/Frontage road probe Pittman uniquely qualified to consider ethics issues involving road project from Reeves’ neighborhood

Frontage road probe Pittman uniquely qualified to consider ethics issues involving road project from Reeves’ neighborhood

He is also one of two Mississippi Supreme retired justices who were asked by Democratic Attorney General Jim Hood for a review of the report on the $2million frontage road. This was to make it easier to access busy state Highway 25 in Rankin County, which was to be built to serve as Lt. Governor. Tate Reeves’ gated community. Hood published the report Wednesday. Reeves, and/or his staff, were accused of putting pressure on the Mississippi Department of Transportation to build the road despite internal documents from that department indicating that it was not necessary for safety reasons. Pittman answered that he was not sure if Reeves had violated Section 109 (the state Constitution’s ethics clause). He said, “It’s an issue that should be considered.” “I don’t know if this is an issue that should be prosecuted, however it must be considered.” Pittman, who is now 84 years old and has long since retired as the chief justice of the Mississippi Supreme Court is uniquely qualified to comment about the frontage road controversy. Pittman was the 1980’s attorney general and filed the landmark case that established modern guidelines for Section 109 interpretation. Section 109 was created to stop public officials profiting from public service. This is why state senator Hillman Frazier (D-Jackson) had to quit his job as a professor at Jackson State University in 1980. Frazier was not allowed to serve on the Legislature, the funding body for Jackson State. He could also work for Jackson State. It is important to note that no one has said Frazier was doing anything illegal, unethical, or unethical. Because of how Section 109 is written, and interpreted by Supreme Court, there is a high standard. Pittman stated that Hood was correct to investigate the matter surrounding the frontage road.
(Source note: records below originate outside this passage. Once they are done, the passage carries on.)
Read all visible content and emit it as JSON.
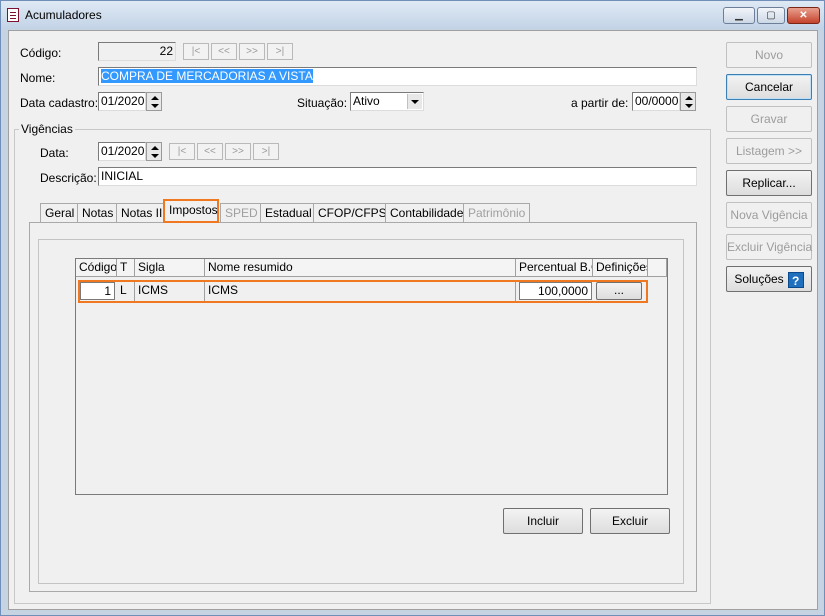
{
  "window": {
    "title": "Acumuladores",
    "minimize": "▁",
    "maximize": "▢",
    "close": "✕"
  },
  "form": {
    "codigo_label": "Código:",
    "codigo_value": "22",
    "nav": {
      "first": "|<",
      "prev": "<<",
      "next": ">>",
      "last": ">|"
    },
    "nome_label": "Nome:",
    "nome_value": "COMPRA DE MERCADORIAS A VISTA",
    "data_cadastro_label": "Data cadastro:",
    "data_cadastro_value": "01/2020",
    "situacao_label": "Situação:",
    "situacao_value": "Ativo",
    "a_partir_label": "a partir de:",
    "a_partir_value": "00/0000"
  },
  "vigencias": {
    "title": "Vigências",
    "data_label": "Data:",
    "data_value": "01/2020",
    "descricao_label": "Descrição:",
    "descricao_value": "INICIAL"
  },
  "tabs": [
    {
      "label": "Geral",
      "state": "normal"
    },
    {
      "label": "Notas",
      "state": "normal"
    },
    {
      "label": "Notas II",
      "state": "normal"
    },
    {
      "label": "Impostos",
      "state": "active"
    },
    {
      "label": "SPED",
      "state": "disabled"
    },
    {
      "label": "Estadual",
      "state": "normal"
    },
    {
      "label": "CFOP/CFPS",
      "state": "normal"
    },
    {
      "label": "Contabilidade",
      "state": "normal"
    },
    {
      "label": "Patrimônio",
      "state": "disabled"
    }
  ],
  "grid": {
    "headers": {
      "codigo": "Código",
      "t": "T",
      "sigla": "Sigla",
      "nome": "Nome resumido",
      "percentual": "Percentual B.C.",
      "definicoes": "Definições"
    },
    "rows": [
      {
        "codigo": "1",
        "t": "L",
        "sigla": "ICMS",
        "nome": "ICMS",
        "percentual": "100,0000",
        "definicoes": "..."
      }
    ]
  },
  "panel_buttons": {
    "incluir": "Incluir",
    "excluir": "Excluir"
  },
  "side_buttons": {
    "novo": "Novo",
    "cancelar": "Cancelar",
    "gravar": "Gravar",
    "listagem": "Listagem >>",
    "replicar": "Replicar...",
    "nova_vigencia": "Nova Vigência",
    "excluir_vigencia": "Excluir Vigência",
    "solucoes": "Soluções",
    "help_glyph": "?"
  },
  "colors": {
    "accent_highlight": "#f07820",
    "selection": "#3399ff"
  }
}
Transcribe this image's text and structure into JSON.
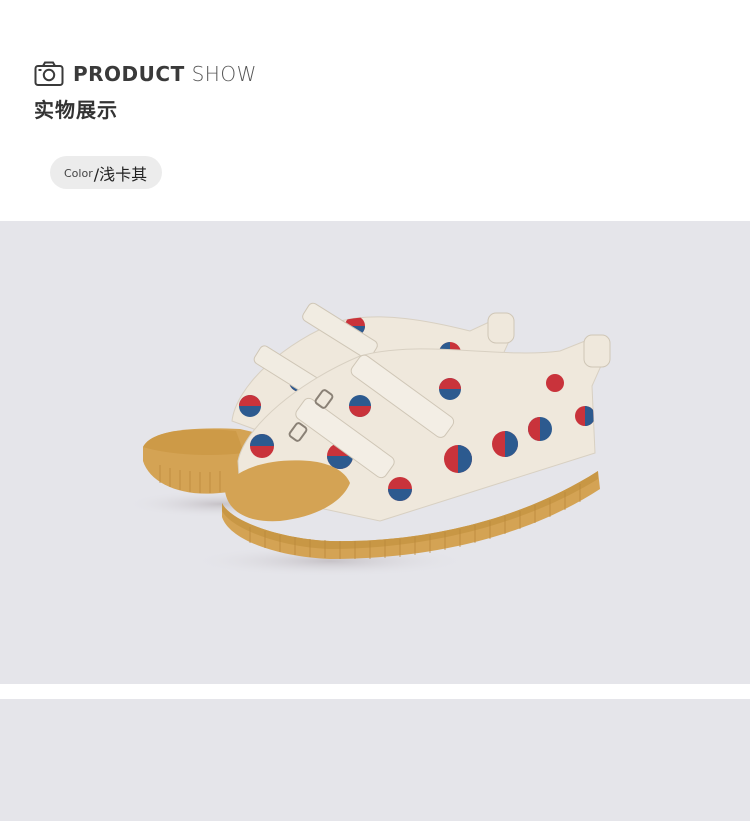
{
  "header": {
    "title_bold": "PRODUCT",
    "title_light": "SHOW",
    "subtitle_cn": "实物展示",
    "color_label": "Color",
    "color_value": "/浅卡其",
    "icon": "camera-icon"
  },
  "colors": {
    "photo_bg": "#e5e5ea",
    "sole": "#d4a354",
    "canvas": "#efe8dc",
    "dot_red": "#c9333b",
    "dot_blue": "#2c5a8f"
  }
}
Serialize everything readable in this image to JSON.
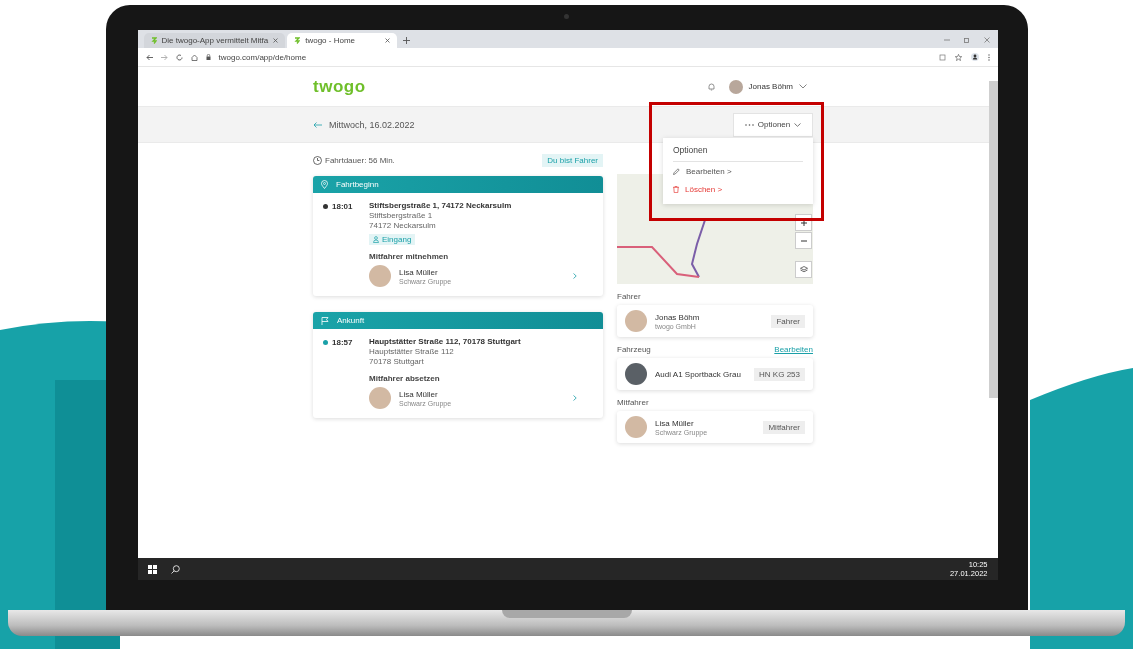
{
  "browser": {
    "tabs": [
      {
        "label": "Die twogo-App vermittelt Mitfa",
        "selected": false
      },
      {
        "label": "twogo - Home",
        "selected": true
      }
    ],
    "url": "twogo.com/app/de/home"
  },
  "header": {
    "logo": "twogo",
    "user": "Jonas Böhm"
  },
  "subheader": {
    "date": "Mittwoch, 16.02.2022",
    "options_button": "Optionen"
  },
  "options_menu": {
    "title": "Optionen",
    "items": [
      {
        "label": "Bearbeiten >",
        "kind": "edit"
      },
      {
        "label": "Löschen >",
        "kind": "delete"
      }
    ]
  },
  "trip": {
    "duration": "Fahrtdauer: 56 Min.",
    "role_badge": "Du bist Fahrer"
  },
  "stops": [
    {
      "kind": "start",
      "title": "Fahrtbeginn",
      "time": "18:01",
      "color": "#333333",
      "address": "Stiftsbergstraße 1, 74172 Neckarsulm",
      "street": "Stiftsbergstraße 1",
      "city": "74172 Neckarsulm",
      "tag": "Eingang",
      "passenger_action": "Mitfahrer mitnehmen",
      "passenger": {
        "name": "Lisa Müller",
        "group": "Schwarz Gruppe"
      }
    },
    {
      "kind": "end",
      "title": "Ankunft",
      "time": "18:57",
      "color": "#1aa0a8",
      "address": "Hauptstätter Straße 112, 70178 Stuttgart",
      "street": "Hauptstätter Straße 112",
      "city": "70178 Stuttgart",
      "passenger_action": "Mitfahrer absetzen",
      "passenger": {
        "name": "Lisa Müller",
        "group": "Schwarz Gruppe"
      }
    }
  ],
  "driver": {
    "heading": "Fahrer",
    "name": "Jonas Böhm",
    "company": "twogo GmbH",
    "badge": "Fahrer"
  },
  "vehicle": {
    "heading": "Fahrzeug",
    "edit_link": "Bearbeiten",
    "model": "Audi A1 Sportback Grau",
    "plate": "HN KG 253"
  },
  "passengers": {
    "heading": "Mitfahrer",
    "items": [
      {
        "name": "Lisa Müller",
        "group": "Schwarz Gruppe",
        "badge": "Mitfahrer"
      }
    ]
  },
  "taskbar": {
    "time": "10:25",
    "date": "27.01.2022"
  }
}
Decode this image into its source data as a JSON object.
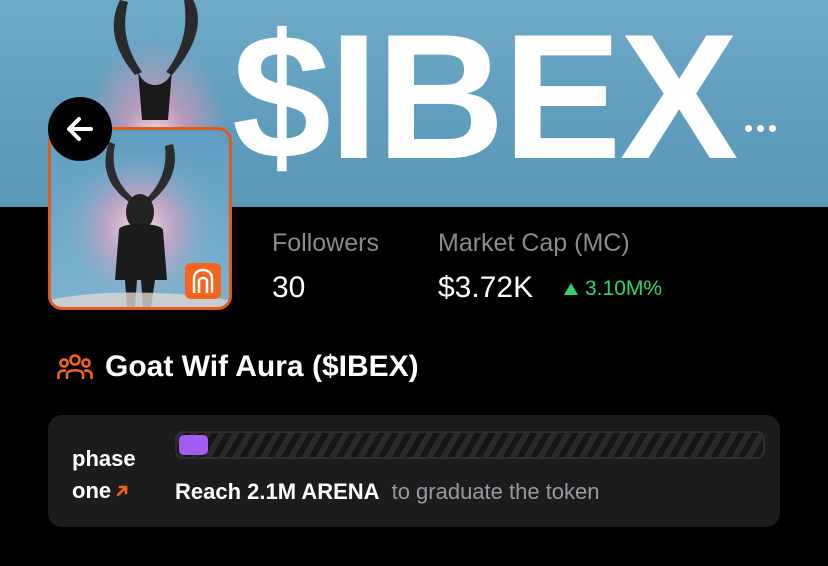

Pittman said Hood was also right to pass the information from the investigation to the next attorney general, either Republican Lynn Fitch (Democrat) or Democrat Jennifer Riley Collins (Democrat), who will be on November’s ballot to replace Hood. Hood will face Reeves in November’s general election for governor. This complicates the issue further. Hood is accused by the Reeves campaign of not conducting an adequate investigation and of publishing the report too close to election day for political purposes. According to the campaign, Hood was praised by local officials from Rankin County for his safety measures. In a press release, the Reeves campaign stated that Hood’s involvement in the mishandling of this report raised serious ethical concerns over Hood’s willingness and ability to abuse his office to his political advantage. Emails revealing multiple communication between Reeves’ and the Department of Transportation regarding the project were revealed in the AG’s report. Some Department of Transportation employees felt pressured into completing the road, according to testimony. Hood’s former Supreme Court Chief Justice David Chandler also read the report. In a 10 page opinion, Chandler stated that “A reasonable factfinder would have reviewed the evidence and concluded that Lt. Gov. Chandler wrote that Reeves wanted the frontage roads to be built, and also applied political pressure to achieve this end. Reeves’ spouse was also a member of the homeowner association which negotiated an easement agreement with the Department of Transportation regarding the building of the frontage road. Is this a Section 109 violation? It could boil down to whether Reeves would have received more value from the frontage road that was abandoned after the controversy surfaced last year. Chandler stated that he was not certain that the frontage road issue led to a Section 109 violation. He isn’t sure it can be proved that Reeves would have received “pecuniary benefits” if the road had not been built. However, he indicated that his conclusion is not final. The bottom line is that, despite all the finger-pointing and political intrigue, more than $400,000 of taxpayer funds was spent on a project to make it easier to turn left onto busy roads for approximately 150 households. The next attorney general will decide if Reeves will attempt to recover those funds.